Such an observation came from the Apex Court bench comprising of Justices LN Rao and BR Gavai as it took note of the fact that due to COVID and non-cooperation, the earlier Fenruary 25 order of the Apex Court couldn't be complied with, where the top court had directed the Committee to fix the fees from 2017-18 onwards.
"The direction issued on 25 February 2021 could not be complied with view of non cooperation. In addition covid has also been the reason for tasks not being completed in the time. In particular facts & circumstances of the case we grant 4 weeks from today to the committee to complete the exercise. Till then extension shall be granted," the Court was quoted noting by Live Law.
The issue of MBBS fees at the self-financing medical colleges in Kerala had been under consideration of the High Court and Supreme Court for quite some time as the medical college administration were not happy with the fees fixed by the Committee whereas the parents of the students had been complaining about the high fees demanded by the colleges.
The Kerala government had approached the Apex Court aggrieved with the HC direction to the Committee for examining the audited balance sheets only to consider if the expenditure shown by the managements should be excluded or not.
Medical Dialogues had earlier reported that when the matter came for consideration before the Supreme Court bench, the top court in consideration with the previous High Court order, had asked the Fee Regulatory Committee (FRC) to fix a reasonable fee for the private medical institutions in the State from the academic year 2017-18 onwards. "Regulation of fee is within the domain of the Committee which shall ensure that the fee is non-exploitative and reasonable," the bench comprising of Justice L. Nageswara Rao had opined.
"We direct the Committee to expeditiously reconsider the proposals of the private selffinancing colleges for fee fixation from 2017-18 onwards. Needless to mention that fee for earlier years also needs to be finalized in case it has not been done in respect of any college. It can direct the managements to furnish any information that is required for the purpose of arriving at a decision that the fee proposed by the managements is neither excessive nor exploitative in nature. A reasonable opportunity should be given to the managements of private self-financing colleges in respect of their proposals for fee fixation," the Apex Court had held on February 25.
Finally, disposing of the petition, the SC bench had further directed to complete the entire process within a period of three months and added, "A reasonable opportunity should be given to the managements of private self-financing colleges in respect of their proposals for fee fixation."
At that time, the top court had also held that the High Court had committed an error in directing the Committee to take into the account only audited balance sheets, and provisional profit and loss accounts in the absence of audited balance sheets, to fix the fee.

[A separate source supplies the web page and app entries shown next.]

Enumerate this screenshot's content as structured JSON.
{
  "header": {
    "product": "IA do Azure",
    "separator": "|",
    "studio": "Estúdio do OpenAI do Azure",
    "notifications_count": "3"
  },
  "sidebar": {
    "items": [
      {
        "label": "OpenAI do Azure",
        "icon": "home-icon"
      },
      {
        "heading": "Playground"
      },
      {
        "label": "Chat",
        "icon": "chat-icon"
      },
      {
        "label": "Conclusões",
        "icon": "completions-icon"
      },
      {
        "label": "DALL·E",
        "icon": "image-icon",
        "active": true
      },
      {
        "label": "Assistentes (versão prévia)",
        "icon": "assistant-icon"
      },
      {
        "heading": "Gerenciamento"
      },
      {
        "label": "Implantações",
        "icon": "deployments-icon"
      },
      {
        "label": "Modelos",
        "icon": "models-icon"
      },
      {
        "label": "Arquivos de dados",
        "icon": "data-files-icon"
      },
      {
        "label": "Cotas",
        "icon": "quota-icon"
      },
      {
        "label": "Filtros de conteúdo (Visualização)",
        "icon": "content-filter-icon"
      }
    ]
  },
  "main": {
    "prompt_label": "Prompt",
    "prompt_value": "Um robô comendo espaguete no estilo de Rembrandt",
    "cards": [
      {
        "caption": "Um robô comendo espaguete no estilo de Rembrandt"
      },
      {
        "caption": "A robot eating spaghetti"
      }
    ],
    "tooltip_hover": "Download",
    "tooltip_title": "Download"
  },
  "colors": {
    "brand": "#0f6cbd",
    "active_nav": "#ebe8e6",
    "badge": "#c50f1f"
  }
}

"Though we are in agreement with the submission made on behalf of the managements that the fee as proposed by them should be considered by the Committee, it is no more res integra that the right conferred on the institutions to fix fee for professional courses is subject to regulation," the bench had said.
Later, on June 4, 2021 as well, the Supreme Court had granted 4 months time to the Committee.
"Having regard to the circumstances pleaded, four months time as prayed for is granted to the applicant Admission and Fee Regulatory Committee for Medical Education in Kerala for fixation of fees of the respondent private medical colleges for the MBBS Course from the academic year 201718 onwards. The Miscellaneous Application is disposed of accordingly," the bench was quoted observing by Live Law.
However, the February 25 order of the Supreme Court couldn't be complied till now, and recently after the Kerala Government has instructed the professional colleges in the State not to increase their fees considering the ongoing COVID-19 crisis, the management of the self-financing medical colleges in the State started planning to approach the High Court to seek legal help regarding the matter.
Meanwhile, taking note of the fact that the earlier order couldn't be complied with due to non-cooperation and COVID-19, the Apex Court bench granted the Fee Regulatory Committee a period of 4 weeks time for fixing the fees in the private medical colleges in Kerala after due consultation with the management of private medical colleges.
"The Court on February 25, 2021, had directed the Fee Regulatory Committee for Medical Education in Kerala to consider self financing of medical colleges. Exercise had to be completed within a period of 3 months from that date. The Fee Regulatory Committee for Medical Education in Kerala is seeking extension of time. The direction issued on 25 February 2021 could not be complied with view of non cooperation. In addition covid has also been the reason for tasks not being completed in the time. In particular facts & circumstances of the case we grant 4 weeks from today to the committee to complete the exercise. Till then extension shall be granted," the Court was quoted observing by Live Law.